Story: Peter Calloway
Art: Georges Jeanty
Letterer: Charles Pritchett
What They Say:
Years in the making, this is the true story of writer Peter Calloway’s grandfather, Nathaniel Calloway, a Black man who graduated from medical school in the early 1930s. Unable to get work at any Chicago hospitals because he was Black and unable to secure a loan from a bank to start his own practice because he was Black, he turned to another source of money in Prohibition-era Chicago: the Mafia, run by none other than Al Capone.
As Calloway himself says, “On the one hand, his story represents the promise of America. On the other hand, it shows the worst of it.”
Content: (please note that content portions of a review may contain spoilers):

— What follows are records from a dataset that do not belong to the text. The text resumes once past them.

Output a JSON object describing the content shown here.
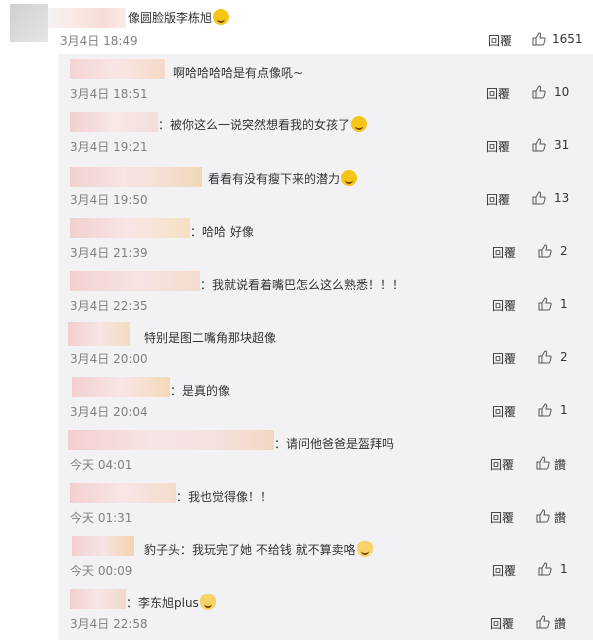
{
  "main_comment": {
    "text": "像圆脸版李栋旭",
    "emoji": "laugh-cry-emoji",
    "time": "3月4日 18:49",
    "reply_label": "回覆",
    "likes": "1651"
  },
  "replies": [
    {
      "text": "啊哈哈哈哈是有点像吼~",
      "emoji": "",
      "time": "3月4日 18:51",
      "reply_label": "回覆",
      "likes": "10"
    },
    {
      "text": "：被你这么一说突然想看我的女孩了",
      "emoji": "laugh-cry-emoji",
      "time": "3月4日 19:21",
      "reply_label": "回覆",
      "likes": "31"
    },
    {
      "text": "看看有没有瘦下来的潜力",
      "emoji": "laugh-cry-emoji",
      "time": "3月4日 19:50",
      "reply_label": "回覆",
      "likes": "13"
    },
    {
      "text": "：哈哈 好像",
      "emoji": "",
      "time": "3月4日 21:39",
      "reply_label": "回覆",
      "likes": "2"
    },
    {
      "text": "：我就说看着嘴巴怎么这么熟悉！！！",
      "emoji": "",
      "time": "3月4日 22:35",
      "reply_label": "回覆",
      "likes": "1"
    },
    {
      "text": "特别是图二嘴角那块超像",
      "emoji": "",
      "time": "3月4日 20:00",
      "reply_label": "回覆",
      "likes": "2"
    },
    {
      "text": "：是真的像",
      "emoji": "",
      "time": "3月4日 20:04",
      "reply_label": "回覆",
      "likes": "1"
    },
    {
      "text": "：请问他爸爸是盔拜吗",
      "emoji": "",
      "time": "今天 04:01",
      "reply_label": "回覆",
      "likes": "讚"
    },
    {
      "text": "：我也觉得像！！",
      "emoji": "",
      "time": "今天 01:31",
      "reply_label": "回覆",
      "likes": "讚"
    },
    {
      "text": "豹子头：我玩完了她 不给钱 就不算卖咯",
      "emoji": "cat-emoji",
      "time": "今天 00:09",
      "reply_label": "回覆",
      "likes": "1"
    },
    {
      "text": "：李东旭plus",
      "emoji": "cat-emoji",
      "time": "3月4日 22:58",
      "reply_label": "回覆",
      "likes": "讚"
    }
  ]
}
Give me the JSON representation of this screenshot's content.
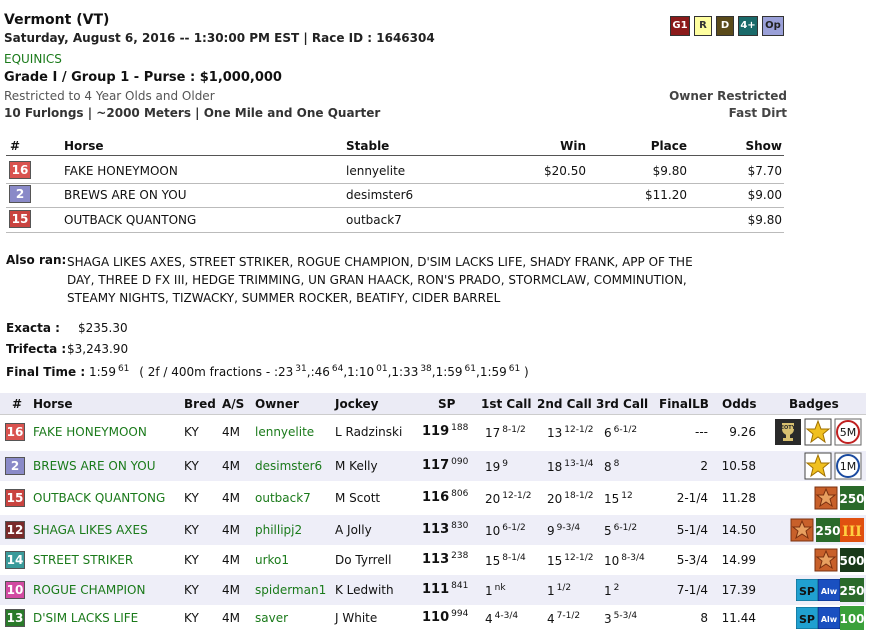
{
  "header": {
    "track": "Vermont (VT)",
    "datetime": "Saturday, August 6, 2016 -- 1:30:00 PM EST | Race ID : 1646304",
    "sponsor": "EQUINICS",
    "grade_purse": "Grade I / Group 1 - Purse : $1,000,000",
    "restriction": "Restricted to 4 Year Olds and Older",
    "distance": "10 Furlongs | ~2000 Meters | One Mile and One Quarter",
    "owner_restricted": "Owner Restricted",
    "surface": "Fast Dirt",
    "badges": [
      {
        "label": "G1",
        "bg": "#8b1a1a",
        "fg": "#ffffff"
      },
      {
        "label": "R",
        "bg": "#ffffa0",
        "fg": "#333333"
      },
      {
        "label": "D",
        "bg": "#5a4a1a",
        "fg": "#ffffff"
      },
      {
        "label": "4+",
        "bg": "#1a6a6a",
        "fg": "#ffffff"
      },
      {
        "label": "Op",
        "bg": "#9aa0d8",
        "fg": "#222222"
      }
    ]
  },
  "results": {
    "headers": {
      "num": "#",
      "horse": "Horse",
      "stable": "Stable",
      "win": "Win",
      "place": "Place",
      "show": "Show"
    },
    "rows": [
      {
        "pp": "16",
        "pp_color": "#d9534f",
        "horse": "FAKE HONEYMOON",
        "stable": "lennyelite",
        "win": "$20.50",
        "place": "$9.80",
        "show": "$7.70"
      },
      {
        "pp": "2",
        "pp_color": "#8a8ac8",
        "horse": "BREWS ARE ON YOU",
        "stable": "desimster6",
        "win": "",
        "place": "$11.20",
        "show": "$9.00"
      },
      {
        "pp": "15",
        "pp_color": "#c9433f",
        "horse": "OUTBACK QUANTONG",
        "stable": "outback7",
        "win": "",
        "place": "",
        "show": "$9.80"
      }
    ]
  },
  "also_ran": {
    "label": "Also ran:",
    "lines": [
      "SHAGA LIKES AXES, STREET STRIKER, ROGUE CHAMPION, D'SIM LACKS LIFE, SHADY FRANK, APP OF THE",
      "DAY, THREE D FX III, HEDGE TRIMMING, UN GRAN HAACK, RON'S PRADO, STORMCLAW, COMMINUTION,",
      "STEAMY NIGHTS, TIZWACKY, SUMMER ROCKER, BEATIFY, CIDER BARREL"
    ]
  },
  "payouts": {
    "exacta_label": "Exacta :",
    "exacta": "$235.30",
    "trifecta_label": "Trifecta :",
    "trifecta": "$3,243.90"
  },
  "final_time": {
    "label": "Final Time :",
    "time": "1:59",
    "time_sup": "61",
    "fractions_prefix": "( 2f / 400m fractions - :23",
    "fractions": [
      {
        "v": "31",
        "t": ",:46"
      },
      {
        "v": "64",
        "t": ",1:10"
      },
      {
        "v": "01",
        "t": ",1:33"
      },
      {
        "v": "38",
        "t": ",1:59"
      },
      {
        "v": "61",
        "t": ",1:59"
      },
      {
        "v": "61",
        "t": " )"
      }
    ]
  },
  "chart": {
    "headers": {
      "num": "#",
      "horse": "Horse",
      "bred": "Bred",
      "as": "A/S",
      "owner": "Owner",
      "jockey": "Jockey",
      "sp": "SP",
      "c1": "1st Call",
      "c2": "2nd Call",
      "c3": "3rd Call",
      "flb": "FinalLB",
      "odds": "Odds",
      "badges": "Badges"
    },
    "rows": [
      {
        "pp": "16",
        "pp_color": "#d9534f",
        "horse": "FAKE HONEYMOON",
        "bred": "KY",
        "as": "4M",
        "owner": "lennyelite",
        "jockey": "L Radzinski",
        "sp": "119",
        "sp_sup": "188",
        "c1": "17",
        "c1s": "8-1/2",
        "c2": "13",
        "c2s": "12-1/2",
        "c3": "6",
        "c3s": "6-1/2",
        "flb": "---",
        "odds": "9.26",
        "badges": [
          "eoty",
          "star",
          "5M"
        ]
      },
      {
        "pp": "2",
        "pp_color": "#8a8ac8",
        "horse": "BREWS ARE ON YOU",
        "bred": "KY",
        "as": "4M",
        "owner": "desimster6",
        "jockey": "M Kelly",
        "sp": "117",
        "sp_sup": "090",
        "c1": "19",
        "c1s": "9",
        "c2": "18",
        "c2s": "13-1/4",
        "c3": "8",
        "c3s": "8",
        "flb": "2",
        "odds": "10.58",
        "badges": [
          "star",
          "1M"
        ]
      },
      {
        "pp": "15",
        "pp_color": "#c9433f",
        "horse": "OUTBACK QUANTONG",
        "bred": "KY",
        "as": "4M",
        "owner": "outback7",
        "jockey": "M Scott",
        "sp": "116",
        "sp_sup": "806",
        "c1": "20",
        "c1s": "12-1/2",
        "c2": "20",
        "c2s": "18-1/2",
        "c3": "15",
        "c3s": "12",
        "flb": "2-1/4",
        "odds": "11.28",
        "badges": [
          "g3",
          "250"
        ]
      },
      {
        "pp": "12",
        "pp_color": "#7a2a2a",
        "horse": "SHAGA LIKES AXES",
        "bred": "KY",
        "as": "4M",
        "owner": "phillipj2",
        "jockey": "A Jolly",
        "sp": "113",
        "sp_sup": "830",
        "c1": "10",
        "c1s": "6-1/2",
        "c2": "9",
        "c2s": "9-3/4",
        "c3": "5",
        "c3s": "6-1/2",
        "flb": "5-1/4",
        "odds": "14.50",
        "badges": [
          "g3",
          "250",
          "III"
        ]
      },
      {
        "pp": "14",
        "pp_color": "#3a9a9a",
        "horse": "STREET STRIKER",
        "bred": "KY",
        "as": "4M",
        "owner": "urko1",
        "jockey": "Do Tyrrell",
        "sp": "113",
        "sp_sup": "238",
        "c1": "15",
        "c1s": "8-1/4",
        "c2": "15",
        "c2s": "12-1/2",
        "c3": "10",
        "c3s": "8-3/4",
        "flb": "5-3/4",
        "odds": "14.99",
        "badges": [
          "g3",
          "500"
        ]
      },
      {
        "pp": "10",
        "pp_color": "#d24aa2",
        "horse": "ROGUE CHAMPION",
        "bred": "KY",
        "as": "4M",
        "owner": "spiderman1",
        "jockey": "K Ledwith",
        "sp": "111",
        "sp_sup": "841",
        "c1": "1",
        "c1s": "nk",
        "c2": "1",
        "c2s": "1/2",
        "c3": "1",
        "c3s": "2",
        "flb": "7-1/4",
        "odds": "17.39",
        "badges": [
          "SP",
          "Alw",
          "250"
        ]
      },
      {
        "pp": "13",
        "pp_color": "#2a7a2a",
        "horse": "D'SIM LACKS LIFE",
        "bred": "KY",
        "as": "4M",
        "owner": "saver",
        "jockey": "J White",
        "sp": "110",
        "sp_sup": "994",
        "c1": "4",
        "c1s": "4-3/4",
        "c2": "4",
        "c2s": "7-1/2",
        "c3": "3",
        "c3s": "5-3/4",
        "flb": "8",
        "odds": "11.44",
        "badges": [
          "SP",
          "Alw",
          "100"
        ]
      }
    ]
  }
}
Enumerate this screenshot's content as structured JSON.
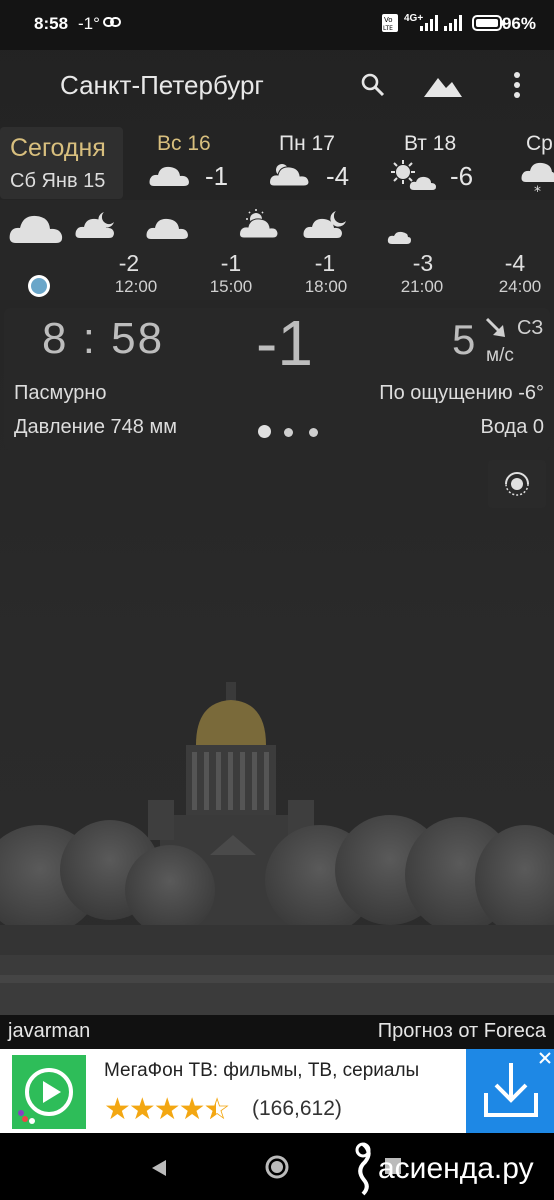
{
  "status_bar": {
    "time": "8:58",
    "temp": "-1°",
    "battery": "96%",
    "network": "4G+"
  },
  "header": {
    "city": "Санкт-Петербург"
  },
  "days": {
    "today_label": "Сегодня",
    "today_date": "Сб Янв 15",
    "items": [
      {
        "name": "Вс 16",
        "temp": "-1",
        "icon": "cloud-icon"
      },
      {
        "name": "Пн 17",
        "temp": "-4",
        "icon": "cloud-icon"
      },
      {
        "name": "Вт 18",
        "temp": "-6",
        "icon": "sun-cloud-icon"
      },
      {
        "name": "Ср",
        "temp": "",
        "icon": "snow-cloud-icon"
      }
    ]
  },
  "hours": [
    {
      "temp": "-2",
      "time": "12:00"
    },
    {
      "temp": "-1",
      "time": "15:00"
    },
    {
      "temp": "-1",
      "time": "18:00"
    },
    {
      "temp": "-3",
      "time": "21:00"
    },
    {
      "temp": "-4",
      "time": "24:00"
    }
  ],
  "current": {
    "time": "8:58",
    "temp": "-1",
    "wind_speed": "5",
    "wind_dir": "СЗ",
    "wind_unit": "м/с",
    "description": "Пасмурно",
    "feels_like": "По ощущению -6°",
    "pressure": "Давление 748 мм",
    "water": "Вода 0"
  },
  "footer": {
    "author": "javarman",
    "credit": "Прогноз от Foreca"
  },
  "ad": {
    "title": "МегаФон ТВ: фильмы, ТВ, сериалы",
    "rating_count": "(166,612)",
    "stars": 4.5
  },
  "watermark": "асиенда.ру",
  "colors": {
    "today_accent": "#d8bf7e",
    "ad_button": "#1e88e5",
    "ad_icon": "#2ebd59"
  }
}
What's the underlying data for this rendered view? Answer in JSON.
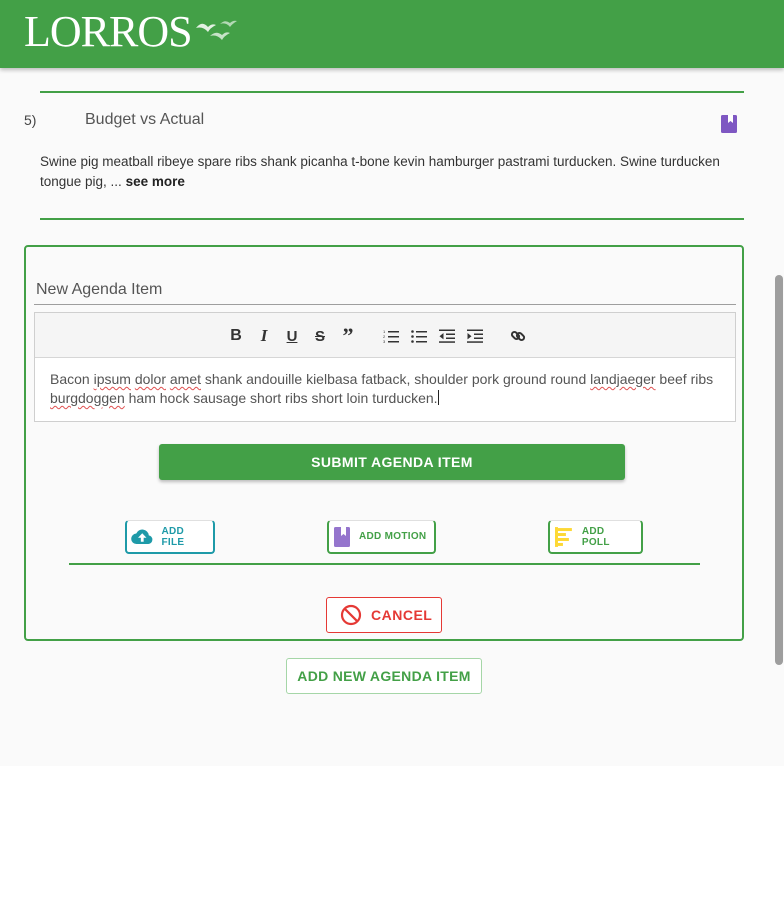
{
  "header": {
    "logo_text": "LORROS",
    "brand_color": "#43a047"
  },
  "agenda_item": {
    "number": "5)",
    "title": "Budget vs Actual",
    "description": "Swine pig meatball ribeye spare ribs shank picanha t-bone kevin hamburger pastrami turducken. Swine turducken tongue pig, ... ",
    "see_more_label": "see more",
    "icon": "motion-book-icon"
  },
  "new_item_form": {
    "title_placeholder": "New Agenda Item",
    "editor": {
      "toolbar": [
        "bold",
        "italic",
        "underline",
        "strikethrough",
        "blockquote",
        "ordered-list",
        "bullet-list",
        "outdent",
        "indent",
        "link"
      ],
      "content_segments": [
        "Bacon ",
        "ipsum",
        " ",
        "dolor",
        " ",
        "amet",
        " shank andouille kielbasa fatback, shoulder pork ground round ",
        "landjaeger",
        " beef ribs ",
        "burgdoggen",
        " ham hock sausage short ribs short loin turducken."
      ]
    },
    "submit_label": "SUBMIT AGENDA ITEM",
    "add_file_label": "ADD FILE",
    "add_motion_label": "ADD MOTION",
    "add_poll_label": "ADD POLL",
    "cancel_label": "CANCEL"
  },
  "add_new_agenda_label": "ADD NEW AGENDA ITEM",
  "colors": {
    "primary_green": "#43a047",
    "cancel_red": "#e53935",
    "file_teal": "#1e9aa8",
    "motion_purple": "#7e57c2",
    "poll_yellow": "#fdd835"
  }
}
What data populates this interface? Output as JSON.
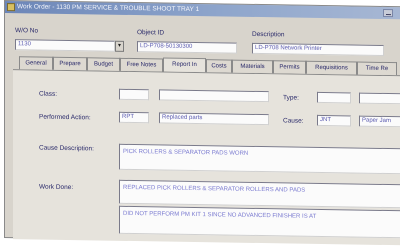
{
  "window": {
    "title": "Work Order - 1130 PM SERVICE & TROUBLE SHOOT TRAY 1"
  },
  "header": {
    "wo_no": {
      "label": "W/O No",
      "value": "1130"
    },
    "object_id": {
      "label": "Object ID",
      "value": "LD-P708-50130300"
    },
    "description": {
      "label": "Description",
      "value": "LD-P708 Network Printer"
    },
    "dropdown_glyph": "▼"
  },
  "tabs": [
    {
      "label": "General"
    },
    {
      "label": "Prepare"
    },
    {
      "label": "Budget"
    },
    {
      "label": "Free Notes"
    },
    {
      "label": "Report In"
    },
    {
      "label": "Costs"
    },
    {
      "label": "Materials"
    },
    {
      "label": "Permits"
    },
    {
      "label": "Requisitions"
    },
    {
      "label": "Time Re"
    }
  ],
  "active_tab_index": 4,
  "report_in": {
    "class_label": "Class:",
    "class_value": "",
    "class_desc": "",
    "type_label": "Type:",
    "type_value": "",
    "type_desc": "",
    "performed_action_label": "Performed Action:",
    "performed_action_code": "RPT",
    "performed_action_desc": "Replaced parts",
    "cause_label": "Cause:",
    "cause_code": "JNT",
    "cause_desc": "Paper Jam",
    "cause_description_label": "Cause Description:",
    "cause_description_value": "PICK ROLLERS & SEPARATOR PADS WORN",
    "work_done_label": "Work Done:",
    "work_done_line1": "REPLACED PICK ROLLERS & SEPARATOR ROLLERS AND PADS",
    "work_done_line2": "DID NOT PERFORM PM KIT 1 SINCE NO ADVANCED FINISHER IS AT"
  }
}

Shadow Doctor is a series that I’ll say I wasn’t looking forward to in a big way mostly because I’d only see the cover artwork and it doesn’t do anything to sell the book, at least to me. I’m not sure what would work better for the material, but for me that was the biggest stumbling block and then a mixture of being based on a true family story. I’m not familiar with any of Peter Calloway’s comic work but I liked his time on Cloak & Dagger, a series that disappeared far too soon, and I have fond memories of Brothers & Sisters that he work on multiple episodes of. His work here is far more personal and that definitely gives it a different flavor but also one where Georges Jeanty brings his interpretation of it to life and we get a really great collaborative experience that shines with Juancho working the color design.
With so many stories of the past focusing on certain key periods, the 1930s is generally not one of them and that provides for a very welcome change. The story follows Nathaniel Calloway, first starting in 1923 as a young man as he’s driving trucks for the local mafia during prohibition for the Italians. We see how things go badly during one of the drives when they get attacked by the Irish and a gunfight ensues, causing Nathaniel to rethink his life. He’s earned the respect of the Italians in this and took advantage of being able to go to medical school to become a doctor. And that takes us to 1931 where the bulk of the book takes place as it explores how Nathaniel has to face institutional racism in just trying to do what he’s got the skills to do.
With it being somewhat framed as Nathaniel telling his son about his past knowing that his own death is coming soon decades later, it allows for some contextualizing in the present but it’s not really necessary other than to the show the bonds that carry down the decades and makes it a personal story. Nathaniel’s tale is more than engaging in 1931 as we see him being hired at a hospital based on a recommendation received, but because he’s black he can’t even enter the building. It’s not personal they say, but when you receive rejection after rejection, hospitals you can work at being closed because there’s no funding for it, and banks that refuse to deal with you, it feels very personal. We see him reconnecting with his mafia side, the intent clear but unstated in the early pages of it here, as the Italians he ran with have grown in stature and notoriety over the years and may be able to offer him something there. But even here he faces the same kinds of issues, only salved by the fact that he has a history that the newer guys don’t know about.
There’s a lot of good detail to be had in this book but what I’m the happiest about is that Peter Calloway was able to make this completely accessible with the time period, the characters, and moving around in the timeline so that you get the scope of things. I always dread first issues because so many forget how to set the foundations to bring readers into it rather than frustrating them. Here, he makes me want to know all about Nathaniel’s story from the mafia time driving the trucks to the struggle to find work as a doctor and beyond. And to see what has haunted him for years so as to not tell his family about it until his deathbed. Georges Jeantry brings it to life beautifully and captures the places and people with really great style that lets you feel like these are real lived-in places, not just notes for a story design. I’m excited to see what comes.
Age Rating: 15+
Released By: AfterShock Comics
Release Date: February 17th, 2021